As a therapist, I encourage “I” statements. But that’s to own your feelings and validate yourself, not to forget about the person you love.


RELATED: Relationships Aren't Built for Selfish People — If They're Doing These 5 Things, Run!


9. How are they good for me? 

Not just, are they good for me, but how. I want examples. Or you may be misleading yourself because you feel something. We are obsessed with the sugar (chemistry) instead of the protein (if they’re good for us). And sugar doesn’t last; it just creates cavities.

So ask yourself if he or she is good for you. Not just good for you right now, because you can also fool yourself into liking someone because they are giving you protein right now, something you haven’t had in so long or maybe ever, but that doesn’t necessarily mean you like the person. Make sure you ask yourself if they’re good for you in the long run, and if so, how? Make a list. If it’s very short, ask yourself why you are with them. If that list is also super short, you don’t have enough to build something.

Which brings me to...

Okay, here it is, the one question you really need to ask. Yes, all the questions above are important. I’m sure you have many more great questions you ask yourself. But at the end of the day, there’s only one question you really need to ask before you choose to invest or not because everything hangs on this. If the answer is no, the other stuff doesn’t matter. The house crumbles.

10. Can I build something with this person?

Relationships are built, like houses, bodies, and careers. That means tools are required, and by tools I mean ability. I think this is where we drop the ball. We rarely think about one’s tools. We get excited about charisma, chemistry, and how they make us feel. Then we invest and realize that they can’t build anything.

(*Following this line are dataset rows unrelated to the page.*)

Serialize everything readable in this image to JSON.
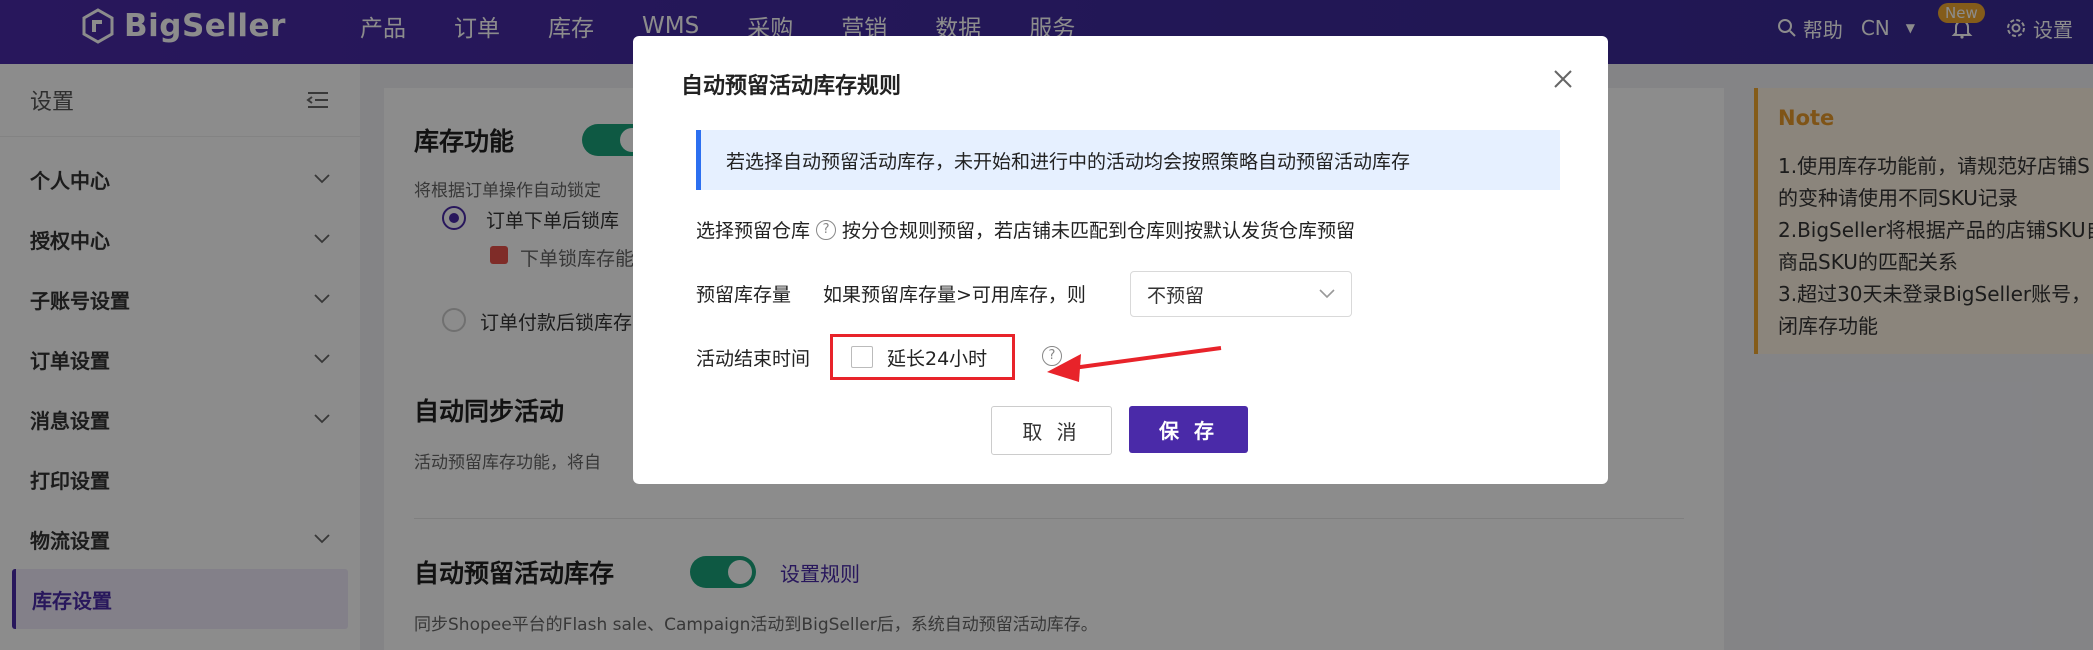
{
  "brand": {
    "name": "BigSeller"
  },
  "nav": {
    "items": [
      "产品",
      "订单",
      "库存",
      "WMS",
      "采购",
      "营销",
      "数据",
      "服务"
    ],
    "help": "帮助",
    "lang": "CN",
    "new_badge": "New",
    "settings": "设置"
  },
  "sidebar": {
    "title": "设置",
    "items": [
      {
        "label": "个人中心",
        "has_chevron": true
      },
      {
        "label": "授权中心",
        "has_chevron": true
      },
      {
        "label": "子账号设置",
        "has_chevron": true
      },
      {
        "label": "订单设置",
        "has_chevron": true
      },
      {
        "label": "消息设置",
        "has_chevron": true
      },
      {
        "label": "打印设置",
        "has_chevron": false
      },
      {
        "label": "物流设置",
        "has_chevron": true
      },
      {
        "label": "库存设置",
        "has_chevron": false,
        "active": true
      }
    ]
  },
  "main": {
    "inventory_title": "库存功能",
    "inventory_desc": "将根据订单操作自动锁定",
    "radio1": "订单下单后锁库",
    "radio1_sub": "下单锁库存能",
    "radio2": "订单付款后锁库存",
    "sync_title": "自动同步活动",
    "sync_desc": "活动预留库存功能，将自",
    "reserve_title": "自动预留活动库存",
    "reserve_link": "设置规则",
    "reserve_desc": "同步Shopee平台的Flash sale、Campaign活动到BigSeller后，系统自动预留活动库存。"
  },
  "note": {
    "title": "Note",
    "lines": [
      "1.使用库存功能前，请规范好店铺S",
      "的变种请使用不同SKU记录",
      "2.BigSeller将根据产品的店铺SKU自",
      "商品SKU的匹配关系",
      "3.超过30天未登录BigSeller账号，",
      "闭库存功能"
    ]
  },
  "modal": {
    "title": "自动预留活动库存规则",
    "info": "若选择自动预留活动库存，未开始和进行中的活动均会按照策略自动预留活动库存",
    "warehouse_label": "选择预留仓库",
    "warehouse_value": "按分仓规则预留，若店铺未匹配到仓库则按默认发货仓库预留",
    "qty_label": "预留库存量",
    "qty_condition": "如果预留库存量>可用库存，则",
    "qty_select": "不预留",
    "end_label": "活动结束时间",
    "extend_label": "延长24小时",
    "cancel": "取 消",
    "save": "保 存"
  },
  "colors": {
    "brand": "#4a2aa8",
    "highlight": "#e8232a",
    "toggle_on": "#1aa37a",
    "note_accent": "#f0a830"
  }
}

So ask yourself: Are they self-aware, or are they just a walking reaction? Do they try to understand before trying to be understood? Are they working on themselves? Have they ever? Have they been through some stuff and come out the other end better, stronger, with wisdom and reflection? That says a lot. Are they aware of their energy, their actions, their negativity, and their choice of words?

You know how tough relationships are. Throw into that mix stress from the daily turbulence of life, random events that are thrown at us, the battlefield known as our heads, and people constantly changing, and love can turn into a nasty storm.

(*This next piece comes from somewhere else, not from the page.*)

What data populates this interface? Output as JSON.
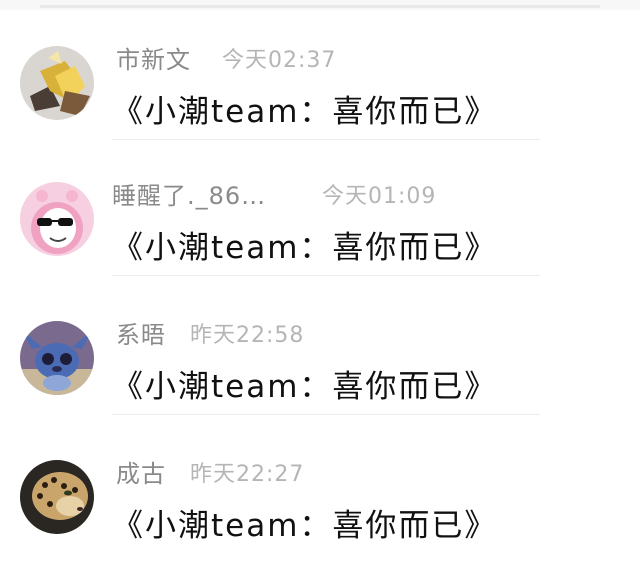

I don’t want to end on that sentence.

But if you find someone who has the ability to build something amazing, that storm will have nothing on you guys. Your home will be weatherproof and bulletproof, and love will grow and blossom and be the most beautiful thing you've ever experienced. It will be bigger than the both of you—bigger than your insecurities, your self-doubt, your weaknesses, your wandering eyes, your success, your failures, or your fears.

When you build something solid, the relationship will be a living, breathing thing, and force both of you to learn and grow and be better versions of yourselves. You'll have built the most powerful thing we possess as humans—healthy love.

RELATED: 4 Signs You've Found Your Forever Person (Congrats!)


John Kim LMFT (The Angry Therapist) pioneered the online life coaching movement seven years ago. Kim became known as an unconventional therapist who worked out of the box, and when he built out a coaching team of his own, launched an entire movement to change the way we change. Follow him on Instagram.

This article was originally published at Psychology Today. Reprinted with permission from the author.

Author
Contributor